DATA SHOWN
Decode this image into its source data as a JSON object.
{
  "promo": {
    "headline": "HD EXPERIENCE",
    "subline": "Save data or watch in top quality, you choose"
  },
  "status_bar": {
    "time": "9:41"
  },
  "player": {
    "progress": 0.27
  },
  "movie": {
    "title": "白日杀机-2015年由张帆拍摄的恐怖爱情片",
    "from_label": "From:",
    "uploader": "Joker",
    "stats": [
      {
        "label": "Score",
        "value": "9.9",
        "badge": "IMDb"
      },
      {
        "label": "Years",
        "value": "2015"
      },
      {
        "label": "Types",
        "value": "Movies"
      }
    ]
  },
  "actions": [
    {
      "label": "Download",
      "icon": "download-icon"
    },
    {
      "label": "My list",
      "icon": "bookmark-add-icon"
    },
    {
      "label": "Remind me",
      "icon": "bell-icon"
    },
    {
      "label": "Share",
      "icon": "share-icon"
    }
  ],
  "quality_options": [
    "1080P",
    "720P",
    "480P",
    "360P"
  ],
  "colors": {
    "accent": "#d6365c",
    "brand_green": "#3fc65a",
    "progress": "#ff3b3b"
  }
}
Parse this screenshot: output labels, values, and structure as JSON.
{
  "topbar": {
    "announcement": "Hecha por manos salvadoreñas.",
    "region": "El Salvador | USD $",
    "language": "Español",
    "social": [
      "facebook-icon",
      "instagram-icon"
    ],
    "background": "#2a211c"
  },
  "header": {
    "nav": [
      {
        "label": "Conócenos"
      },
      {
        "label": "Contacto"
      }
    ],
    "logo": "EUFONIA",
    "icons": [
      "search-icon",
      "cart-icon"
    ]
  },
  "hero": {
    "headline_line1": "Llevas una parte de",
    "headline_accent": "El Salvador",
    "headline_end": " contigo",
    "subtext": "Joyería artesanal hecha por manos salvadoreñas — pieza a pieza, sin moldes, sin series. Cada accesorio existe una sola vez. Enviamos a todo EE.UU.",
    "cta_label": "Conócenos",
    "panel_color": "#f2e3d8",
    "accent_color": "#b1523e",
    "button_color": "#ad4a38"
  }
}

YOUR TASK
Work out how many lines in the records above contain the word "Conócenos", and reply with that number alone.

EXERCISE RESPONSE
2